That is a question that we need to answer with detail. It all depends on the activities your company runs.
If you or the company owning the property is running some commercial activities and the property has been used in such activity, then you don’t have to pay capital gain tax. However, you must include the proceeds of the sale as part of your regular income for the purpose of the income tax payment.
If the property is not used in the commercial activities (what is also known as “affected to such activity”), then you must pay capital gain tax if you get some profits when you sell it.
Do I have to pay if I donate the property to anybody else or if the property is transferred by inheritance to my children or somebody else?
The answer is NO. In such cases, this tax is not paid, but the future transfer of the property may be negatively affected by the previous donation. It is always important to check this situation with the tax advisor, for a donation made just to avoid the present payment of capital gain tax is not always a good idea because it may affect future transfers.
Which is the rate to pay for such tax?
The rate is 15% of the Net profits.
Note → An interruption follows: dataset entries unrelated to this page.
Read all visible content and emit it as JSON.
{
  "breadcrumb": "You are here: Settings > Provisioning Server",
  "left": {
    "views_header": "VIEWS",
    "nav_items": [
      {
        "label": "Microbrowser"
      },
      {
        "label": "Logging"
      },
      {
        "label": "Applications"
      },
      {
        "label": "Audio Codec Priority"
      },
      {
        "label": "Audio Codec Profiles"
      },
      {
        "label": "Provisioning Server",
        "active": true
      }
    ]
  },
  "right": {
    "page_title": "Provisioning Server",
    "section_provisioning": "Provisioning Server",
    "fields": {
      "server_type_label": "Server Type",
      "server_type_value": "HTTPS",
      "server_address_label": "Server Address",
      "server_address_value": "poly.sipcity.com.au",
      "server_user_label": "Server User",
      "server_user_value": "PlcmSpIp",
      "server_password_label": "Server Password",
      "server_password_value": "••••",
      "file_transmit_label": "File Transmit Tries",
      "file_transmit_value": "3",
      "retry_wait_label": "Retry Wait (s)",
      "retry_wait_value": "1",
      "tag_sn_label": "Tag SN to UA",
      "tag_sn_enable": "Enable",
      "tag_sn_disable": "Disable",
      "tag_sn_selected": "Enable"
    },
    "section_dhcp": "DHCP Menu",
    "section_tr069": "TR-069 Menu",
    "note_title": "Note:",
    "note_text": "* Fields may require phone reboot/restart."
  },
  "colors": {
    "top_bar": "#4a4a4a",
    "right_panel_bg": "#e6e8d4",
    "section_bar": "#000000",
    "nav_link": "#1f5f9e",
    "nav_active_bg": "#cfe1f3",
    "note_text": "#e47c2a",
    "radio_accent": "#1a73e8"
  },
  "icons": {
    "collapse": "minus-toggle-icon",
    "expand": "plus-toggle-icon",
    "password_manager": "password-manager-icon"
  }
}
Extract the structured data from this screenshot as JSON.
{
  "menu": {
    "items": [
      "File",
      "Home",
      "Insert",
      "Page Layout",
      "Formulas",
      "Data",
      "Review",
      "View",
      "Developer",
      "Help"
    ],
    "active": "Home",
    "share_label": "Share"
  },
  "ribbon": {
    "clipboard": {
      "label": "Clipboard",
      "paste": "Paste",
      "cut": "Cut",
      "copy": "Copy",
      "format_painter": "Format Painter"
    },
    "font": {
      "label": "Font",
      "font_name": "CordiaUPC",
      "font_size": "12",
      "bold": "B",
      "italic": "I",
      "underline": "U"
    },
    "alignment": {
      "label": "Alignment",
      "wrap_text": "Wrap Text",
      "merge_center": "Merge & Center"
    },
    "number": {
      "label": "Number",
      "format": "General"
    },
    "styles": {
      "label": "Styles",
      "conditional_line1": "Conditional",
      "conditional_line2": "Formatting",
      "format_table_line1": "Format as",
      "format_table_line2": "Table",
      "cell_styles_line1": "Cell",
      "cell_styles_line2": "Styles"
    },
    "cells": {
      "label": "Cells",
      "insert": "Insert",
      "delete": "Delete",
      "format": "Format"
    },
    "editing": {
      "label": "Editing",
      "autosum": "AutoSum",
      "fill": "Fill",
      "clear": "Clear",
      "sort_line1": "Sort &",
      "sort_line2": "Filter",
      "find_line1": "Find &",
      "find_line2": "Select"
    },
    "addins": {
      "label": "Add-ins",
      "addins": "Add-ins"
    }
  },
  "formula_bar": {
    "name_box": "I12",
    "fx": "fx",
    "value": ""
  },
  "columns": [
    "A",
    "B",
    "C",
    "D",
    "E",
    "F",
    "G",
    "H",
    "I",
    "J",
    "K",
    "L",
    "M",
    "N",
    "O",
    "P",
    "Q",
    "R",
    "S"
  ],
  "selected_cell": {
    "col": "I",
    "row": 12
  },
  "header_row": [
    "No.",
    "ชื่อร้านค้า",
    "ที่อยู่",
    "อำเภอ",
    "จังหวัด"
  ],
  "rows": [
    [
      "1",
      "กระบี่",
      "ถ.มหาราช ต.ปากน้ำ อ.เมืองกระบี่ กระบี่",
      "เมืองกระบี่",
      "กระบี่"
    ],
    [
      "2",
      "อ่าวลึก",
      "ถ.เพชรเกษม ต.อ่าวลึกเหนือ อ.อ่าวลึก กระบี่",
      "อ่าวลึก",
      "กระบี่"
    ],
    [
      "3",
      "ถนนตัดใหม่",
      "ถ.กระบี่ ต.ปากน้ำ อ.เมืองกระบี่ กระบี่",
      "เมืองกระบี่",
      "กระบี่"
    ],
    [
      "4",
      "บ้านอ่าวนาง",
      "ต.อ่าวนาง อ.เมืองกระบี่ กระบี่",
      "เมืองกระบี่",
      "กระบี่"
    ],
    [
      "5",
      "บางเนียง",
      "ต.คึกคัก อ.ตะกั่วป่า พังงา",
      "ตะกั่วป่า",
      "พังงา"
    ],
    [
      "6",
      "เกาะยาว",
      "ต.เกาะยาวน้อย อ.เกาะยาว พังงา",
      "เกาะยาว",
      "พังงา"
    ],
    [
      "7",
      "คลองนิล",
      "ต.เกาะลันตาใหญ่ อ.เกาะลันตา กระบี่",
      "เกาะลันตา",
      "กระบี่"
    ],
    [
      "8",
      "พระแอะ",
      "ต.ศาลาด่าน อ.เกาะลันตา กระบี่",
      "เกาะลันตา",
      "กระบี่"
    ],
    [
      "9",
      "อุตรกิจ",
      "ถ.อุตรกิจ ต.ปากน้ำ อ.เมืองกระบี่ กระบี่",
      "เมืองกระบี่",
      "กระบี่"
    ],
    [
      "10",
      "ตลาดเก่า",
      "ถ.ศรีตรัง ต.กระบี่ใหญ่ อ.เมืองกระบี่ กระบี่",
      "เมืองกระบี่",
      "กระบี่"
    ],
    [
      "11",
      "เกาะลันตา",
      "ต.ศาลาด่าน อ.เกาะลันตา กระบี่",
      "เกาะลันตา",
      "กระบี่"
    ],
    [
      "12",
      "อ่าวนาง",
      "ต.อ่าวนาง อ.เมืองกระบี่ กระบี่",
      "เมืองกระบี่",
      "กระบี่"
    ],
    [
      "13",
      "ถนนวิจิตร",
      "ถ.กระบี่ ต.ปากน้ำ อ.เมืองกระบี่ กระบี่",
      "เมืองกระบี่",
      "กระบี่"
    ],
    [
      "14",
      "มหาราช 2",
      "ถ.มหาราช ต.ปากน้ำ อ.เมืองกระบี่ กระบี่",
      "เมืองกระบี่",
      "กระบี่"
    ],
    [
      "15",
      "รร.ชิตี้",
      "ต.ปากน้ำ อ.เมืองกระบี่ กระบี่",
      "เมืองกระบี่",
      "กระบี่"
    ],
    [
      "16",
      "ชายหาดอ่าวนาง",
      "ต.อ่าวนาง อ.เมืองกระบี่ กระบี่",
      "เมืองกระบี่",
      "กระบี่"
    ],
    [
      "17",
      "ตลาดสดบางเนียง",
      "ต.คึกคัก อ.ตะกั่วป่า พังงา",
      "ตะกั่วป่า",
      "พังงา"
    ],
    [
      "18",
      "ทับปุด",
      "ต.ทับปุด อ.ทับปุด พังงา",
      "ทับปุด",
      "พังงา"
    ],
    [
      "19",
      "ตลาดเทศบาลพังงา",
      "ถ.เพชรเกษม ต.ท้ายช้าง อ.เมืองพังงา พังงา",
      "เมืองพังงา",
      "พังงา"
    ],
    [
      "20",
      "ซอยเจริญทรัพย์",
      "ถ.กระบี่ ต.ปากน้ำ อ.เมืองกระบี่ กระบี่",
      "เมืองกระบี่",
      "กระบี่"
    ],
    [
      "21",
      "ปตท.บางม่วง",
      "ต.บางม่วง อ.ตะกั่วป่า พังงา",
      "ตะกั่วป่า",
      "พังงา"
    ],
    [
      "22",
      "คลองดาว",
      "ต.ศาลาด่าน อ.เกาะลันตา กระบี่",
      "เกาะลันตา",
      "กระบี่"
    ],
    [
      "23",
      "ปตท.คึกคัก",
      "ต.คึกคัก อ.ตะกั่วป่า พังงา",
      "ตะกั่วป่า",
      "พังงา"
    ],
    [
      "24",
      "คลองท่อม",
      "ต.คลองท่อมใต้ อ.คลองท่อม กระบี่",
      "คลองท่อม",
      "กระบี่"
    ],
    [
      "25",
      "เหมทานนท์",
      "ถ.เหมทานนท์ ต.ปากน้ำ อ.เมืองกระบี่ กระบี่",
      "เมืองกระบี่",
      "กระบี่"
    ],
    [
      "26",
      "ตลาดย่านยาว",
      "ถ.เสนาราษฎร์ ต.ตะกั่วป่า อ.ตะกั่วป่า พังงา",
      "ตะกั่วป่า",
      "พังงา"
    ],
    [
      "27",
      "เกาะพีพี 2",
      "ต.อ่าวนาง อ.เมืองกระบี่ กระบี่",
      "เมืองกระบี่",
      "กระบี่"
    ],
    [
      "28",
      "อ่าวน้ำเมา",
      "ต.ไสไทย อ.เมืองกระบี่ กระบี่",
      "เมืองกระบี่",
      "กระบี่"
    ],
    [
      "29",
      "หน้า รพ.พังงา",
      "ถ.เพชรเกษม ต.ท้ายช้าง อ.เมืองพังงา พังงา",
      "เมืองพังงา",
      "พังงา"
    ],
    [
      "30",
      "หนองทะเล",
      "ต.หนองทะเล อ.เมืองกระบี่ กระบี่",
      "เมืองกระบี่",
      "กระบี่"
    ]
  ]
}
However, there is a kind of grandfathered clause in the law, which permits to apply a different rate (2.25% of the Gross price) if the transmitter acquired the property before July 1st, 2019.
How is the Gross Sale Price (transmission price) calculated for these purposes?
It is the real selling price minus:
- The costs of the investments and improvements made on the property sold
- The transfer taxes and costs paid for the transfer of the property.
- Notary fee and closing costs paid for the transfer of ownership.
The law does not state it, but in my opinion, a Real Estate Broker fee may also be deducted if it must be paid by the Seller.
How must the Seller calculate the acquirement price that must be deducted from the Gross Sale Price for the purpose of defining the profit?
To the real price paid for the property it must be added:
- The costs of the investments and improvements made on the property now sold.
- The transfer taxes and costs paid to buy the property.
- Notary fee and closing costs for the transfer of ownership.
Again, the law does not establish it, but in my opinion, a Real Estate Broker fee may also be deducted if it was paid when the property was bought or acquired.
Because of economic inflation, the acquirement value may be unreal and too low. Therefore, the law also allows to apply a formula to compensate such inflation and convert the old price into a present value. It is better to ask your accountant to apply this formula since they are very knowledgeable about the specific point.
Can I add other costs or taxes when calculating the real profit?
No. Only the ones mentioned in the law, which are the ones I mentioned in the 2 previous answers. You may add other costs and taxes only if we are not using the capital gain regime, but the income tax regime.
If one or both prices are in US Dollars, how must the calculation be made?
The current regulations require in these cases that all prices be converted into Colones at the selling exchange rate of the Central Bank of Costa Rica. ( www.bccr.fi.cr ) for the respective date.
If the property was bought on July 1st, 2018 for a price of US$300,000.00, then this amount must be converted into CR colones according to the selling exchange rate in effect on July 1st, 2018.
If the property is sold later on May 15th, 2022 in the sum of US$450,000.00, then this amount must be converted into CR colones according to the selling exchange rate in effect on May 15th, 2022.
Based on these CR Colones values, we calculate the real profit.
Once the property is sold, when must I pay the capital gain tax (if any)?
The law requires that the tax be paid on or before the 15th day of the next month from closing date.
It is important to mention that these answers are just a guide to have a better approach to the subject, but it cannot be taken as a legal or tax advice since there are many small issues to take into consideration. Therefore, it is always important to check with your attorney, accountant and/or tax advisor.